“Many Americans were troubled by the administration’s response to the Christmas Day attack,” McConnell said. “And they’re equally outraged by its decision to treat the Christmas Day bomber as a criminal defendant who deserved a lawyer, instead of a terrorist who could provide us with vital information to help stop new attacks.
 
“Americans wanted us to get every bit of information we could about al Qaeda from this man. Instead, the administration put a higher priority on reading him his Miranda rights and getting him an attorney.”
 
Treating terror attacks as a law enforcement matter also has put the wrong person in charge of waging the war on terror, McConnell argued:
 
“Since his very first days in office, the president has been placing the attorney general [Eric Holder] in charge of key intelligence and military and defense matters,” McConnell said. “The closing of the military detention facility at Guantanamo is being coordinated by the attorney general. The special task force on interrogation and transfer policies is chaired by the attorney general. The Interagency Task Force on Detainee Disposition is co-chaired by the attorney general.”
 
Policies involving enemy combatants should be left to military and intelligence officials, McConnell said. But instead, President Obama, through executive order, has turned those policies over to his chief law enforcement officer.
 
“So it’s no wonder that time and time again, we see a law enforcement mentality intrude into military and intelligence operations. This is wrong. The attorney general should not be running the war on terror.”
 
McConnell said the Obama administration has not fully accounted for the events of Dec. 25, including the decision to read Umar Farouk Abdulmutallab a Miranda warning. McConnell said Holder has not responded to his request that the attorney general testify before the Senate about the case.

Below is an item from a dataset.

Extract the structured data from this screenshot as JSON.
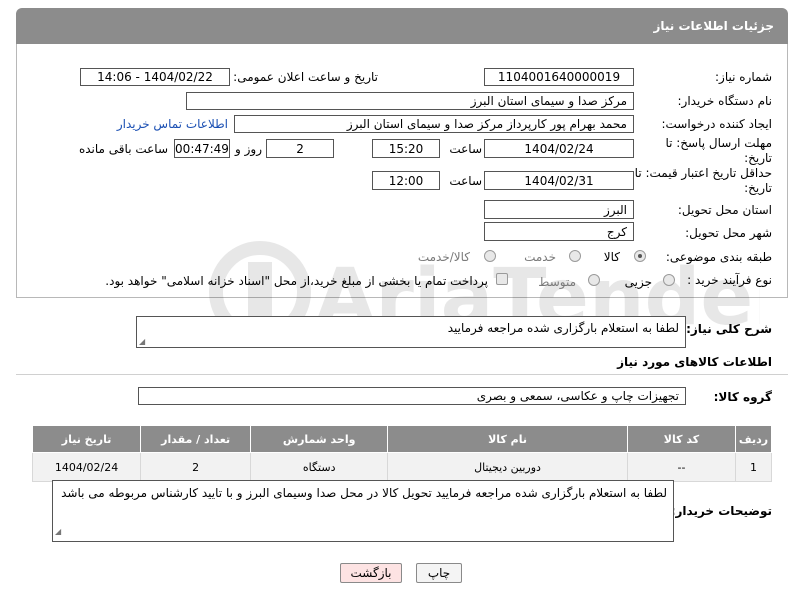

In this Dec. 16, 2009 file photo, Attorney General Eric Holder speaks during a news conference at the Justice Department in Washington. Holder said Wednesday, Feb. 3, 2010, he made the decision to charge the Christmas Day terror suspect in civilian court rather than the military system, with no objection from all the other relevant departments of the government. (AP Photo/Alex Brandon, File)

However, in a letter to McConnell on Wednesday, Holder said he’s the one who made the decision to charge the Christmas Day terror suspect in civilian court rather than at a military proceeding. Holder said no administration officials objected to his decision.
 
"No agency supported the use of law-of-war detention for Abdulmutallab, and no agency has since advised the Department of Justice that an alternative course of action should have been, or should now be, pursued," the attorney general wrote.
 
Holder said his decision to prosecute Abdulmutallab in civilian court is consistent with Bush administration practice. "The Bush administration used the criminal justice system to convict more than 300 individuals on terrorism-related charges," including the Richard Reid/shoe bomber case, Holder wrote to McConnell.
 
Holder also defended the decision to read Abdulmutallab his Miranda rights, which Republicans have criticized. 

“The attempted Christmas Day bombing should have been a wake-up call,” McConnell said on Wednesday. “Unfortunately, there’s no evidence it was.
 
“The administration still appears more interested in managing its message than explaining to the American people and to lawmakers on both sides of the aisle why an al Qaeda-trained terrorist fresh from Yemen and caught in the act of attempting to blow up an airliner was handed over to a lawyer after a 50-minute interview.”
 
Read McConnell’s remarks